EXERCISE REQUIREMENTS:
Without including any pictures, write out the data below exactly.

DATA RECORDS:
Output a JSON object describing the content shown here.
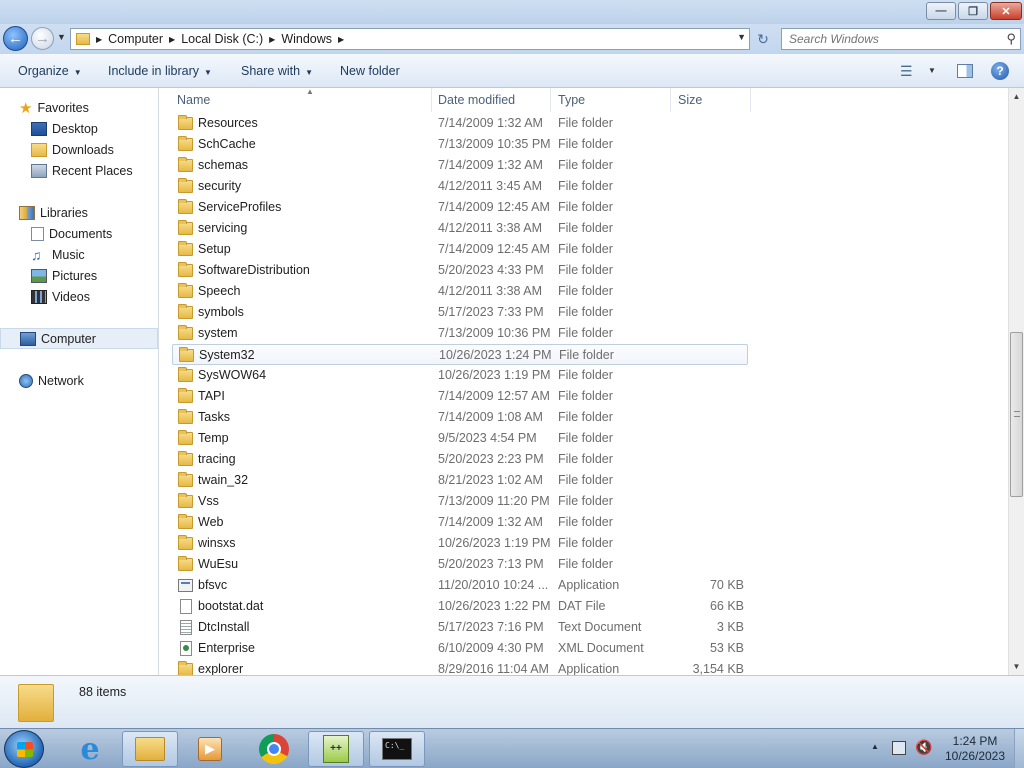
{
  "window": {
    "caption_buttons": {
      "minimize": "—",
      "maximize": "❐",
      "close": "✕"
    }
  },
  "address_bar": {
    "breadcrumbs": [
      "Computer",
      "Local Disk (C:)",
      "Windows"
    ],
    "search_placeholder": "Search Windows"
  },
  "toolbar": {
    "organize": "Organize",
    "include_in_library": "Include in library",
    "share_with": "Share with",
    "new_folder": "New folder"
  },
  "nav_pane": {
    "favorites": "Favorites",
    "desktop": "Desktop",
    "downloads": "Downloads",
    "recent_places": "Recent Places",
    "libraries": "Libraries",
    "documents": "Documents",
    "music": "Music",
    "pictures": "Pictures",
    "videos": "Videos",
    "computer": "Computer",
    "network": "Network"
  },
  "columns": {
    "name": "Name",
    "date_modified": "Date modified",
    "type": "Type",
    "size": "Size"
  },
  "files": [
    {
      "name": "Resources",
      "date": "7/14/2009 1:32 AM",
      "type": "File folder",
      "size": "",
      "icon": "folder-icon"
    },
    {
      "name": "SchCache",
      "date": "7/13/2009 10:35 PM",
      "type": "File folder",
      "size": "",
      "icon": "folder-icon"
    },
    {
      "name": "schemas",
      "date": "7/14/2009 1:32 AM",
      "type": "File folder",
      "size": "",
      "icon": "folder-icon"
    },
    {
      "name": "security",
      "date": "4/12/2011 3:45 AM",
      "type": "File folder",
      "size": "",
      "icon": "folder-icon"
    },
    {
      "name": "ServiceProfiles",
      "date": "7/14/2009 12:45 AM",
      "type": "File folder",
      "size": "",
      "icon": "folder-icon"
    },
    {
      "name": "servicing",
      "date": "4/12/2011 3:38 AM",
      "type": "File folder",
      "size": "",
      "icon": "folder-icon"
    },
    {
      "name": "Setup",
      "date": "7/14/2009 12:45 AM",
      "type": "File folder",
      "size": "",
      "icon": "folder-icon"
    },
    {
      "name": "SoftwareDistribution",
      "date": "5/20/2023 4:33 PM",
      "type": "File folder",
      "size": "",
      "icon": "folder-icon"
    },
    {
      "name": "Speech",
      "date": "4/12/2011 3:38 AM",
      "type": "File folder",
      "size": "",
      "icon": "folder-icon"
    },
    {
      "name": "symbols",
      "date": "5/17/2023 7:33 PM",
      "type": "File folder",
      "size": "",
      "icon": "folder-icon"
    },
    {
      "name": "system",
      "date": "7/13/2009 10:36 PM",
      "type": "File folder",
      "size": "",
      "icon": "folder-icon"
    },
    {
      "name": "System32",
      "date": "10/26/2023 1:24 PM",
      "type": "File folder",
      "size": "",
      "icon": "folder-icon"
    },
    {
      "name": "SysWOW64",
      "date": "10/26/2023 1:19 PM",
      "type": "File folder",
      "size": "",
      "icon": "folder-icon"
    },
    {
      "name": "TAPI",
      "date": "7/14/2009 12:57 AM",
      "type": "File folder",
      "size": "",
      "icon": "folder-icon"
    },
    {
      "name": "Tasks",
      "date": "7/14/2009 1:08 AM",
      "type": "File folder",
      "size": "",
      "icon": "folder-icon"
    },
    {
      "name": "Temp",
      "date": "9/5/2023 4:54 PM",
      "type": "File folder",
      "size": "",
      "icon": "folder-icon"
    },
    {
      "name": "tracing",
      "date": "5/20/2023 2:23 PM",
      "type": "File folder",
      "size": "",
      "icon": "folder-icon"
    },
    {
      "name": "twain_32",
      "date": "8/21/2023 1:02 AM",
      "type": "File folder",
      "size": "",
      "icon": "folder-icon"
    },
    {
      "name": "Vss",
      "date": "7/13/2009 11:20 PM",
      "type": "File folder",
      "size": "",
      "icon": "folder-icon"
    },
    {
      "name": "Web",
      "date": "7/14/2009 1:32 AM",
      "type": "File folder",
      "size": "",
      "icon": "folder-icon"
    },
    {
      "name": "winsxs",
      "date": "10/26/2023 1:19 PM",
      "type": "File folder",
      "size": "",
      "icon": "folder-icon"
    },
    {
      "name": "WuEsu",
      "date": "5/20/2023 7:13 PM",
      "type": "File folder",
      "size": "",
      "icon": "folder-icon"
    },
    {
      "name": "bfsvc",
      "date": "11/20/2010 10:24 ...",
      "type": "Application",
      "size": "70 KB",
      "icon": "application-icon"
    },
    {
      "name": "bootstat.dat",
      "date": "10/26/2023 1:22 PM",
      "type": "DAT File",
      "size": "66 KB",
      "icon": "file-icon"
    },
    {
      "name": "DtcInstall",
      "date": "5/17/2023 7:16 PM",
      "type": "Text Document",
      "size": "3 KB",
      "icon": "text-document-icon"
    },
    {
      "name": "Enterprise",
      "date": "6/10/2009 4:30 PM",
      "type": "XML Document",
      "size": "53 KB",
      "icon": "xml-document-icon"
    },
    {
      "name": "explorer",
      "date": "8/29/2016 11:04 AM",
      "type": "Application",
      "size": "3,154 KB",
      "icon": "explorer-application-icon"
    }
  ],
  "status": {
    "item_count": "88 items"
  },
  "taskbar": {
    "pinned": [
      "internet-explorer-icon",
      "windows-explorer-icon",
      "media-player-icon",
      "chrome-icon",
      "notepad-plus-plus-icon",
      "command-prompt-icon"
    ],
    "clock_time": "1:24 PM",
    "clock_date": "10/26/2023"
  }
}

RESPONSE BOX:
Output a JSON object describing the content shown here.
{
  "window": {
    "caption_buttons": {
      "minimize": "—",
      "maximize": "❐",
      "close": "✕"
    }
  },
  "address_bar": {
    "breadcrumbs": [
      "Computer",
      "Local Disk (C:)",
      "Windows"
    ],
    "search_placeholder": "Search Windows"
  },
  "toolbar": {
    "organize": "Organize",
    "include_in_library": "Include in library",
    "share_with": "Share with",
    "new_folder": "New folder"
  },
  "nav_pane": {
    "favorites": "Favorites",
    "desktop": "Desktop",
    "downloads": "Downloads",
    "recent_places": "Recent Places",
    "libraries": "Libraries",
    "documents": "Documents",
    "music": "Music",
    "pictures": "Pictures",
    "videos": "Videos",
    "computer": "Computer",
    "network": "Network"
  },
  "columns": {
    "name": "Name",
    "date_modified": "Date modified",
    "type": "Type",
    "size": "Size"
  },
  "files": [
    {
      "name": "Resources",
      "date": "7/14/2009 1:32 AM",
      "type": "File folder",
      "size": "",
      "icon": "folder-icon"
    },
    {
      "name": "SchCache",
      "date": "7/13/2009 10:35 PM",
      "type": "File folder",
      "size": "",
      "icon": "folder-icon"
    },
    {
      "name": "schemas",
      "date": "7/14/2009 1:32 AM",
      "type": "File folder",
      "size": "",
      "icon": "folder-icon"
    },
    {
      "name": "security",
      "date": "4/12/2011 3:45 AM",
      "type": "File folder",
      "size": "",
      "icon": "folder-icon"
    },
    {
      "name": "ServiceProfiles",
      "date": "7/14/2009 12:45 AM",
      "type": "File folder",
      "size": "",
      "icon": "folder-icon"
    },
    {
      "name": "servicing",
      "date": "4/12/2011 3:38 AM",
      "type": "File folder",
      "size": "",
      "icon": "folder-icon"
    },
    {
      "name": "Setup",
      "date": "7/14/2009 12:45 AM",
      "type": "File folder",
      "size": "",
      "icon": "folder-icon"
    },
    {
      "name": "SoftwareDistribution",
      "date": "5/20/2023 4:33 PM",
      "type": "File folder",
      "size": "",
      "icon": "folder-icon"
    },
    {
      "name": "Speech",
      "date": "4/12/2011 3:38 AM",
      "type": "File folder",
      "size": "",
      "icon": "folder-icon"
    },
    {
      "name": "symbols",
      "date": "5/17/2023 7:33 PM",
      "type": "File folder",
      "size": "",
      "icon": "folder-icon"
    },
    {
      "name": "system",
      "date": "7/13/2009 10:36 PM",
      "type": "File folder",
      "size": "",
      "icon": "folder-icon"
    },
    {
      "name": "System32",
      "date": "10/26/2023 1:24 PM",
      "type": "File folder",
      "size": "",
      "icon": "folder-icon"
    },
    {
      "name": "SysWOW64",
      "date": "10/26/2023 1:19 PM",
      "type": "File folder",
      "size": "",
      "icon": "folder-icon"
    },
    {
      "name": "TAPI",
      "date": "7/14/2009 12:57 AM",
      "type": "File folder",
      "size": "",
      "icon": "folder-icon"
    },
    {
      "name": "Tasks",
      "date": "7/14/2009 1:08 AM",
      "type": "File folder",
      "size": "",
      "icon": "folder-icon"
    },
    {
      "name": "Temp",
      "date": "9/5/2023 4:54 PM",
      "type": "File folder",
      "size": "",
      "icon": "folder-icon"
    },
    {
      "name": "tracing",
      "date": "5/20/2023 2:23 PM",
      "type": "File folder",
      "size": "",
      "icon": "folder-icon"
    },
    {
      "name": "twain_32",
      "date": "8/21/2023 1:02 AM",
      "type": "File folder",
      "size": "",
      "icon": "folder-icon"
    },
    {
      "name": "Vss",
      "date": "7/13/2009 11:20 PM",
      "type": "File folder",
      "size": "",
      "icon": "folder-icon"
    },
    {
      "name": "Web",
      "date": "7/14/2009 1:32 AM",
      "type": "File folder",
      "size": "",
      "icon": "folder-icon"
    },
    {
      "name": "winsxs",
      "date": "10/26/2023 1:19 PM",
      "type": "File folder",
      "size": "",
      "icon": "folder-icon"
    },
    {
      "name": "WuEsu",
      "date": "5/20/2023 7:13 PM",
      "type": "File folder",
      "size": "",
      "icon": "folder-icon"
    },
    {
      "name": "bfsvc",
      "date": "11/20/2010 10:24 ...",
      "type": "Application",
      "size": "70 KB",
      "icon": "application-icon"
    },
    {
      "name": "bootstat.dat",
      "date": "10/26/2023 1:22 PM",
      "type": "DAT File",
      "size": "66 KB",
      "icon": "file-icon"
    },
    {
      "name": "DtcInstall",
      "date": "5/17/2023 7:16 PM",
      "type": "Text Document",
      "size": "3 KB",
      "icon": "text-document-icon"
    },
    {
      "name": "Enterprise",
      "date": "6/10/2009 4:30 PM",
      "type": "XML Document",
      "size": "53 KB",
      "icon": "xml-document-icon"
    },
    {
      "name": "explorer",
      "date": "8/29/2016 11:04 AM",
      "type": "Application",
      "size": "3,154 KB",
      "icon": "explorer-application-icon"
    }
  ],
  "status": {
    "item_count": "88 items"
  },
  "taskbar": {
    "pinned": [
      "internet-explorer-icon",
      "windows-explorer-icon",
      "media-player-icon",
      "chrome-icon",
      "notepad-plus-plus-icon",
      "command-prompt-icon"
    ],
    "clock_time": "1:24 PM",
    "clock_date": "10/26/2023"
  }
}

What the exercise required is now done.